=== Begin Enclosure ===

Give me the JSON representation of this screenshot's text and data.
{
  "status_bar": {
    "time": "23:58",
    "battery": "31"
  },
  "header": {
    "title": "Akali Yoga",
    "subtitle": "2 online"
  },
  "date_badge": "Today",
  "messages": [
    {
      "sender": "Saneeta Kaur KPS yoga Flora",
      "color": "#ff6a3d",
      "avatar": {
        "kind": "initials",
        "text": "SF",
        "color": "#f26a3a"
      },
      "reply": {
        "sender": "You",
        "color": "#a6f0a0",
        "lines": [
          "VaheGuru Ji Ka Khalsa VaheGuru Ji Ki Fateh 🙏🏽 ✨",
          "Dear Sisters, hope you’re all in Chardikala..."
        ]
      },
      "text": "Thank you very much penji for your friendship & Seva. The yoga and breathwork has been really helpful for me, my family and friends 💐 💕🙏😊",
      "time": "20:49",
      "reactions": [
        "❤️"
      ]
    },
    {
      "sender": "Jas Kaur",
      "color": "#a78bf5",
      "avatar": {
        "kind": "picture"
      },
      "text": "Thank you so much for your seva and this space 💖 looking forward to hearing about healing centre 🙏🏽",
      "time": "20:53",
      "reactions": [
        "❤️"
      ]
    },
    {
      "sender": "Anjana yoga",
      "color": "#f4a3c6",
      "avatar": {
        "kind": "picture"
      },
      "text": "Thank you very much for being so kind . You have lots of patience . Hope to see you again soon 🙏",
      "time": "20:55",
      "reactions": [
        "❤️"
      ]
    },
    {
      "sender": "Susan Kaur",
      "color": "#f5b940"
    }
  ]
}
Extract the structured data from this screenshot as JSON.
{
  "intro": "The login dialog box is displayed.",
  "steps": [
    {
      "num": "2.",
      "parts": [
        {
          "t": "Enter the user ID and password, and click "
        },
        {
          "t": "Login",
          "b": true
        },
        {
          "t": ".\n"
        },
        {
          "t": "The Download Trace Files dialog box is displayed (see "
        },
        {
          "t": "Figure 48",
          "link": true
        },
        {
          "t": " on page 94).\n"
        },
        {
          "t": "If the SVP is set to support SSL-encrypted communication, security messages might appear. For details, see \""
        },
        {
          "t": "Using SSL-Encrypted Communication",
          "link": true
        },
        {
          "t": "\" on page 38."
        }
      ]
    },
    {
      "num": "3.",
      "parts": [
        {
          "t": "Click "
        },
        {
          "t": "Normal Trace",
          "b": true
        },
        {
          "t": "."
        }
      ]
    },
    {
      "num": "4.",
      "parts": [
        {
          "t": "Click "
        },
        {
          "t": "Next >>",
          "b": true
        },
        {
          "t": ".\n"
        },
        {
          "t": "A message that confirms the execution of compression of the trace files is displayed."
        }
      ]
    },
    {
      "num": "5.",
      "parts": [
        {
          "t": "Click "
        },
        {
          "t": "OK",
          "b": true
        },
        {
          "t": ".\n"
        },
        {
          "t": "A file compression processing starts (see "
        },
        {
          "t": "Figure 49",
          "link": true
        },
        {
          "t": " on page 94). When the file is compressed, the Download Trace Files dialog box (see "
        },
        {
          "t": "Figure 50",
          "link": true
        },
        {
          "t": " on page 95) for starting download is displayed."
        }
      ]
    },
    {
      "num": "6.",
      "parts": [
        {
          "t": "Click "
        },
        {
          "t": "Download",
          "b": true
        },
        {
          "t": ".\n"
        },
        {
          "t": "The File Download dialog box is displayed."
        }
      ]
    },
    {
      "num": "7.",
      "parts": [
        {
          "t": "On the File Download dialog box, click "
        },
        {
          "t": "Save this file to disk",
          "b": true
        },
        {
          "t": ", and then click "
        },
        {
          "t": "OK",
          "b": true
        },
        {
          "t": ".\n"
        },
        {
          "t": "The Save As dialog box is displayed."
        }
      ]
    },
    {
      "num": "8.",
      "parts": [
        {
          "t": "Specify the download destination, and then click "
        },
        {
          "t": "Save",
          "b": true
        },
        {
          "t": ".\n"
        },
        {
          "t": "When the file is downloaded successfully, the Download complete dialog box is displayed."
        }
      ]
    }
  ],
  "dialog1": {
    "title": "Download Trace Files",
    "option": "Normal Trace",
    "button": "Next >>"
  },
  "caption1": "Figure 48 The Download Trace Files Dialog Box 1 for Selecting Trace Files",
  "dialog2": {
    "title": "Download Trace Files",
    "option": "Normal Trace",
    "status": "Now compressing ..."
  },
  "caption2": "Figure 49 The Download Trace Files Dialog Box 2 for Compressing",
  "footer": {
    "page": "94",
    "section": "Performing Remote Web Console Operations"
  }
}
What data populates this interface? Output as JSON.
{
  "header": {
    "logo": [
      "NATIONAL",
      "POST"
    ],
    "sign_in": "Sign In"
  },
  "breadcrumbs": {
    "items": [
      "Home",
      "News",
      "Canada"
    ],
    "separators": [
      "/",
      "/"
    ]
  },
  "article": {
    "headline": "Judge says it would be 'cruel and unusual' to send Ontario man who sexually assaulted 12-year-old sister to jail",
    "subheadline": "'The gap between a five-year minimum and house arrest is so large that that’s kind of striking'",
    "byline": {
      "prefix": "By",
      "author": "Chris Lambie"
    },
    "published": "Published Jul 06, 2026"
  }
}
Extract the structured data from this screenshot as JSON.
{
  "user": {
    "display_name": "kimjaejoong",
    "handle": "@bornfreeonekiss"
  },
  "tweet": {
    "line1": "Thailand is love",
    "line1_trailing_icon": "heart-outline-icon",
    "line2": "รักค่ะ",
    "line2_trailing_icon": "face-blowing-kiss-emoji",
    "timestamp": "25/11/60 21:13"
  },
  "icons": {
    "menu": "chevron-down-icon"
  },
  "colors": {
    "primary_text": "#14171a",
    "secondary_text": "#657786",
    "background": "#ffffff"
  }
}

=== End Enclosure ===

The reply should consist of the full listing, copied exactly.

Give me the JSON representation of this screenshot's text and data.
{
  "status_bar": {
    "time": "23:58",
    "battery": "31"
  },
  "header": {
    "title": "Akali Yoga",
    "subtitle": "2 online"
  },
  "date_badge": "Today",
  "messages": [
    {
      "sender": "Saneeta Kaur KPS yoga Flora",
      "color": "#ff6a3d",
      "avatar": {
        "kind": "initials",
        "text": "SF",
        "color": "#f26a3a"
      },
      "reply": {
        "sender": "You",
        "color": "#a6f0a0",
        "lines": [
          "VaheGuru Ji Ka Khalsa VaheGuru Ji Ki Fateh 🙏🏽 ✨",
          "Dear Sisters, hope you’re all in Chardikala..."
        ]
      },
      "text": "Thank you very much penji for your friendship & Seva. The yoga and breathwork has been really helpful for me, my family and friends 💐 💕🙏😊",
      "time": "20:49",
      "reactions": [
        "❤️"
      ]
    },
    {
      "sender": "Jas Kaur",
      "color": "#a78bf5",
      "avatar": {
        "kind": "picture"
      },
      "text": "Thank you so much for your seva and this space 💖 looking forward to hearing about healing centre 🙏🏽",
      "time": "20:53",
      "reactions": [
        "❤️"
      ]
    },
    {
      "sender": "Anjana yoga",
      "color": "#f4a3c6",
      "avatar": {
        "kind": "picture"
      },
      "text": "Thank you very much for being so kind . You have lots of patience . Hope to see you again soon 🙏",
      "time": "20:55",
      "reactions": [
        "❤️"
      ]
    },
    {
      "sender": "Susan Kaur",
      "color": "#f5b940"
    }
  ]
}
Extract the structured data from this screenshot as JSON.
{
  "intro": "The login dialog box is displayed.",
  "steps": [
    {
      "num": "2.",
      "parts": [
        {
          "t": "Enter the user ID and password, and click "
        },
        {
          "t": "Login",
          "b": true
        },
        {
          "t": ".\n"
        },
        {
          "t": "The Download Trace Files dialog box is displayed (see "
        },
        {
          "t": "Figure 48",
          "link": true
        },
        {
          "t": " on page 94).\n"
        },
        {
          "t": "If the SVP is set to support SSL-encrypted communication, security messages might appear. For details, see \""
        },
        {
          "t": "Using SSL-Encrypted Communication",
          "link": true
        },
        {
          "t": "\" on page 38."
        }
      ]
    },
    {
      "num": "3.",
      "parts": [
        {
          "t": "Click "
        },
        {
          "t": "Normal Trace",
          "b": true
        },
        {
          "t": "."
        }
      ]
    },
    {
      "num": "4.",
      "parts": [
        {
          "t": "Click "
        },
        {
          "t": "Next >>",
          "b": true
        },
        {
          "t": ".\n"
        },
        {
          "t": "A message that confirms the execution of compression of the trace files is displayed."
        }
      ]
    },
    {
      "num": "5.",
      "parts": [
        {
          "t": "Click "
        },
        {
          "t": "OK",
          "b": true
        },
        {
          "t": ".\n"
        },
        {
          "t": "A file compression processing starts (see "
        },
        {
          "t": "Figure 49",
          "link": true
        },
        {
          "t": " on page 94). When the file is compressed, the Download Trace Files dialog box (see "
        },
        {
          "t": "Figure 50",
          "link": true
        },
        {
          "t": " on page 95) for starting download is displayed."
        }
      ]
    },
    {
      "num": "6.",
      "parts": [
        {
          "t": "Click "
        },
        {
          "t": "Download",
          "b": true
        },
        {
          "t": ".\n"
        },
        {
          "t": "The File Download dialog box is displayed."
        }
      ]
    },
    {
      "num": "7.",
      "parts": [
        {
          "t": "On the File Download dialog box, click "
        },
        {
          "t": "Save this file to disk",
          "b": true
        },
        {
          "t": ", and then click "
        },
        {
          "t": "OK",
          "b": true
        },
        {
          "t": ".\n"
        },
        {
          "t": "The Save As dialog box is displayed."
        }
      ]
    },
    {
      "num": "8.",
      "parts": [
        {
          "t": "Specify the download destination, and then click "
        },
        {
          "t": "Save",
          "b": true
        },
        {
          "t": ".\n"
        },
        {
          "t": "When the file is downloaded successfully, the Download complete dialog box is displayed."
        }
      ]
    }
  ],
  "dialog1": {
    "title": "Download Trace Files",
    "option": "Normal Trace",
    "button": "Next >>"
  },
  "caption1": "Figure 48 The Download Trace Files Dialog Box 1 for Selecting Trace Files",
  "dialog2": {
    "title": "Download Trace Files",
    "option": "Normal Trace",
    "status": "Now compressing ..."
  },
  "caption2": "Figure 49 The Download Trace Files Dialog Box 2 for Compressing",
  "footer": {
    "page": "94",
    "section": "Performing Remote Web Console Operations"
  }
}
What data populates this interface? Output as JSON.
{
  "header": {
    "logo": [
      "NATIONAL",
      "POST"
    ],
    "sign_in": "Sign In"
  },
  "breadcrumbs": {
    "items": [
      "Home",
      "News",
      "Canada"
    ],
    "separators": [
      "/",
      "/"
    ]
  },
  "article": {
    "headline": "Judge says it would be 'cruel and unusual' to send Ontario man who sexually assaulted 12-year-old sister to jail",
    "subheadline": "'The gap between a five-year minimum and house arrest is so large that that’s kind of striking'",
    "byline": {
      "prefix": "By",
      "author": "Chris Lambie"
    },
    "published": "Published Jul 06, 2026"
  }
}
Extract the structured data from this screenshot as JSON.
{
  "user": {
    "display_name": "kimjaejoong",
    "handle": "@bornfreeonekiss"
  },
  "tweet": {
    "line1": "Thailand is love",
    "line1_trailing_icon": "heart-outline-icon",
    "line2": "รักค่ะ",
    "line2_trailing_icon": "face-blowing-kiss-emoji",
    "timestamp": "25/11/60 21:13"
  },
  "icons": {
    "menu": "chevron-down-icon"
  },
  "colors": {
    "primary_text": "#14171a",
    "secondary_text": "#657786",
    "background": "#ffffff"
  }
}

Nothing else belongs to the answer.